## What to work on
The records below are made of lines; count those holding the word "Edit" and give the number only.

## Given information
──────────────────────────────
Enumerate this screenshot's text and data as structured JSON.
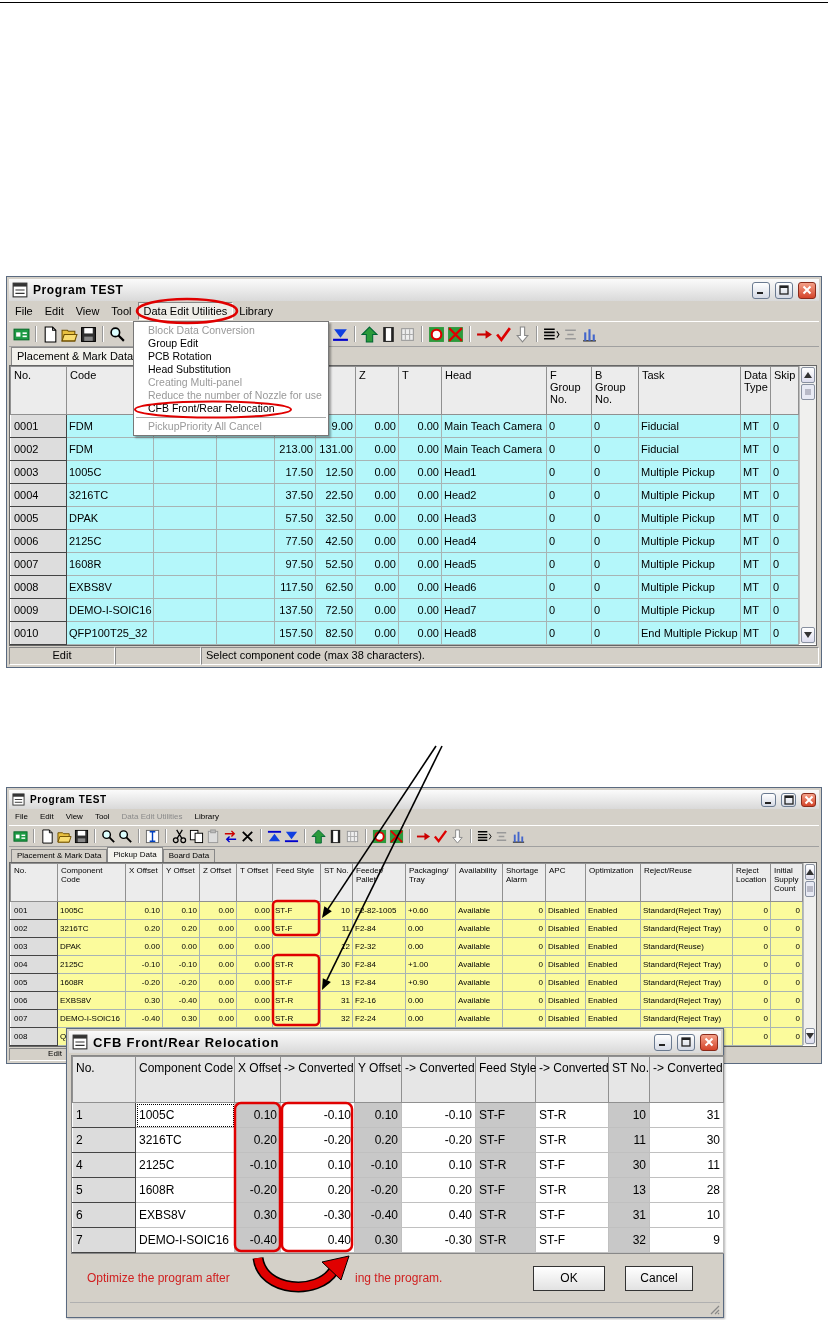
{
  "windows": [
    {
      "title": "Program TEST",
      "menu": [
        {
          "label": "File",
          "open": false,
          "disabled": false
        },
        {
          "label": "Edit",
          "open": false,
          "disabled": false
        },
        {
          "label": "View",
          "open": false,
          "disabled": false
        },
        {
          "label": "Tool",
          "open": false,
          "disabled": false
        },
        {
          "label": "Data Edit Utilities",
          "open": true,
          "disabled": false
        },
        {
          "label": "Library",
          "open": false,
          "disabled": false
        }
      ],
      "menu_popup": {
        "items": [
          {
            "kind": "item",
            "label": "Block Data Conversion",
            "disabled": true
          },
          {
            "kind": "item",
            "label": "Group Edit",
            "disabled": false
          },
          {
            "kind": "item",
            "label": "PCB Rotation",
            "disabled": false
          },
          {
            "kind": "item",
            "label": "Head Substitution",
            "disabled": false
          },
          {
            "kind": "item",
            "label": "Creating Multi-panel",
            "disabled": true
          },
          {
            "kind": "item",
            "label": "Reduce the number of Nozzle for use",
            "disabled": true
          },
          {
            "kind": "item",
            "label": "CFB Front/Rear Relocation",
            "disabled": false
          },
          {
            "kind": "separator"
          },
          {
            "kind": "item",
            "label": "PickupPriority All Cancel",
            "disabled": true
          }
        ]
      },
      "tabs": [
        {
          "label": "Placement & Mark Data",
          "selected": true
        }
      ],
      "table": {
        "columns": [
          "No.",
          "Code",
          null,
          null,
          null,
          null,
          "Z",
          "T",
          "Head",
          "F Group No.",
          "B Group No.",
          "Task",
          "Data Type",
          "Skip"
        ],
        "rows": [
          [
            "0001",
            "FDM",
            null,
            null,
            null,
            "9.00",
            "0.00",
            "0.00",
            "Main Teach Camera",
            "0",
            "0",
            "Fiducial",
            "MT",
            "0"
          ],
          [
            "0002",
            "FDM",
            null,
            null,
            "213.00",
            "131.00",
            "0.00",
            "0.00",
            "Main Teach Camera",
            "0",
            "0",
            "Fiducial",
            "MT",
            "0"
          ],
          [
            "0003",
            "1005C",
            null,
            null,
            "17.50",
            "12.50",
            "0.00",
            "0.00",
            "Head1",
            "0",
            "0",
            "Multiple Pickup",
            "MT",
            "0"
          ],
          [
            "0004",
            "3216TC",
            null,
            null,
            "37.50",
            "22.50",
            "0.00",
            "0.00",
            "Head2",
            "0",
            "0",
            "Multiple Pickup",
            "MT",
            "0"
          ],
          [
            "0005",
            "DPAK",
            null,
            null,
            "57.50",
            "32.50",
            "0.00",
            "0.00",
            "Head3",
            "0",
            "0",
            "Multiple Pickup",
            "MT",
            "0"
          ],
          [
            "0006",
            "2125C",
            null,
            null,
            "77.50",
            "42.50",
            "0.00",
            "0.00",
            "Head4",
            "0",
            "0",
            "Multiple Pickup",
            "MT",
            "0"
          ],
          [
            "0007",
            "1608R",
            null,
            null,
            "97.50",
            "52.50",
            "0.00",
            "0.00",
            "Head5",
            "0",
            "0",
            "Multiple Pickup",
            "MT",
            "0"
          ],
          [
            "0008",
            "EXBS8V",
            null,
            null,
            "117.50",
            "62.50",
            "0.00",
            "0.00",
            "Head6",
            "0",
            "0",
            "Multiple Pickup",
            "MT",
            "0"
          ],
          [
            "0009",
            "DEMO-I-SOIC16",
            null,
            null,
            "137.50",
            "72.50",
            "0.00",
            "0.00",
            "Head7",
            "0",
            "0",
            "Multiple Pickup",
            "MT",
            "0"
          ],
          [
            "0010",
            "QFP100T25_32",
            null,
            null,
            "157.50",
            "82.50",
            "0.00",
            "0.00",
            "Head8",
            "0",
            "0",
            "End Multiple Pickup",
            "MT",
            "0"
          ]
        ]
      },
      "status_bar": [
        "Edit",
        "Select component code (max 38 characters)."
      ]
    },
    {
      "title": "Program TEST",
      "menu": [
        {
          "label": "File",
          "open": false,
          "disabled": false
        },
        {
          "label": "Edit",
          "open": false,
          "disabled": false
        },
        {
          "label": "View",
          "open": false,
          "disabled": false
        },
        {
          "label": "Tool",
          "open": false,
          "disabled": false
        },
        {
          "label": "Data Edit Utilities",
          "open": false,
          "disabled": true
        },
        {
          "label": "Library",
          "open": false,
          "disabled": false
        }
      ],
      "tabs": [
        {
          "label": "Placement & Mark Data",
          "selected": false
        },
        {
          "label": "Pickup Data",
          "selected": true
        },
        {
          "label": "Board Data",
          "selected": false
        }
      ],
      "table": {
        "columns": [
          "No.",
          "Component Code",
          "X Offset",
          "Y Offset",
          "Z Offset",
          "T Offset",
          "Feed Style",
          "ST No.",
          "Feeder/ Pallet",
          "Packaging/ Tray",
          "Availability",
          "Shortage Alarm",
          "APC",
          "Optimization",
          "Reject/Reuse",
          "Reject Location",
          "Initial Supply Count"
        ],
        "rows": [
          [
            "001",
            "1005C",
            "0.10",
            "0.10",
            "0.00",
            "0.00",
            "ST-F",
            "10",
            "F2-82-1005",
            "+0.60",
            "Available",
            "0",
            "Disabled",
            "Enabled",
            "Standard(Reject Tray)",
            "0",
            "0"
          ],
          [
            "002",
            "3216TC",
            "0.20",
            "0.20",
            "0.00",
            "0.00",
            "ST-F",
            "11",
            "F2-84",
            "0.00",
            "Available",
            "0",
            "Disabled",
            "Enabled",
            "Standard(Reject Tray)",
            "0",
            "0"
          ],
          [
            "003",
            "DPAK",
            "0.00",
            "0.00",
            "0.00",
            "0.00",
            null,
            "12",
            "F2-32",
            "0.00",
            "Available",
            "0",
            "Disabled",
            "Enabled",
            "Standard(Reuse)",
            "0",
            "0"
          ],
          [
            "004",
            "2125C",
            "-0.10",
            "-0.10",
            "0.00",
            "0.00",
            "ST-R",
            "30",
            "F2-84",
            "+1.00",
            "Available",
            "0",
            "Disabled",
            "Enabled",
            "Standard(Reject Tray)",
            "0",
            "0"
          ],
          [
            "005",
            "1608R",
            "-0.20",
            "-0.20",
            "0.00",
            "0.00",
            "ST-F",
            "13",
            "F2-84",
            "+0.90",
            "Available",
            "0",
            "Disabled",
            "Enabled",
            "Standard(Reject Tray)",
            "0",
            "0"
          ],
          [
            "006",
            "EXBS8V",
            "0.30",
            "-0.40",
            "0.00",
            "0.00",
            "ST-R",
            "31",
            "F2-16",
            "0.00",
            "Available",
            "0",
            "Disabled",
            "Enabled",
            "Standard(Reject Tray)",
            "0",
            "0"
          ],
          [
            "007",
            "DEMO-I-SOIC16",
            "-0.40",
            "0.30",
            "0.00",
            "0.00",
            "ST-R",
            "32",
            "F2-24",
            "0.00",
            "Available",
            "0",
            "Disabled",
            "Enabled",
            "Standard(Reject Tray)",
            "0",
            "0"
          ],
          [
            "008",
            "Q",
            null,
            null,
            null,
            null,
            null,
            null,
            null,
            null,
            null,
            null,
            null,
            null,
            null,
            "0",
            "0"
          ]
        ]
      },
      "status_bar": [
        "Edit"
      ]
    }
  ],
  "dialog": {
    "title": "CFB Front/Rear Relocation",
    "table": {
      "columns": [
        "No.",
        "Component Code",
        "X Offset",
        "-> Converted",
        "Y Offset",
        "-> Converted",
        "Feed Style",
        "-> Converted",
        "ST No.",
        "-> Converted"
      ],
      "rows": [
        {
          "focused": true,
          "cells": [
            "1",
            "1005C",
            "0.10",
            "-0.10",
            "0.10",
            "-0.10",
            "ST-F",
            "ST-R",
            "10",
            "31"
          ]
        },
        {
          "focused": false,
          "cells": [
            "2",
            "3216TC",
            "0.20",
            "-0.20",
            "0.20",
            "-0.20",
            "ST-F",
            "ST-R",
            "11",
            "30"
          ]
        },
        {
          "focused": false,
          "cells": [
            "4",
            "2125C",
            "-0.10",
            "0.10",
            "-0.10",
            "0.10",
            "ST-R",
            "ST-F",
            "30",
            "11"
          ]
        },
        {
          "focused": false,
          "cells": [
            "5",
            "1608R",
            "-0.20",
            "0.20",
            "-0.20",
            "0.20",
            "ST-F",
            "ST-R",
            "13",
            "28"
          ]
        },
        {
          "focused": false,
          "cells": [
            "6",
            "EXBS8V",
            "0.30",
            "-0.30",
            "-0.40",
            "0.40",
            "ST-R",
            "ST-F",
            "31",
            "10"
          ]
        },
        {
          "focused": false,
          "cells": [
            "7",
            "DEMO-I-SOIC16",
            "-0.40",
            "0.40",
            "0.30",
            "-0.30",
            "ST-R",
            "ST-F",
            "32",
            "9"
          ]
        }
      ]
    },
    "message_parts": [
      "Optimize the program after",
      "ing the program."
    ],
    "buttons": [
      "OK",
      "Cancel"
    ]
  }
}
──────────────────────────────
## Solution
7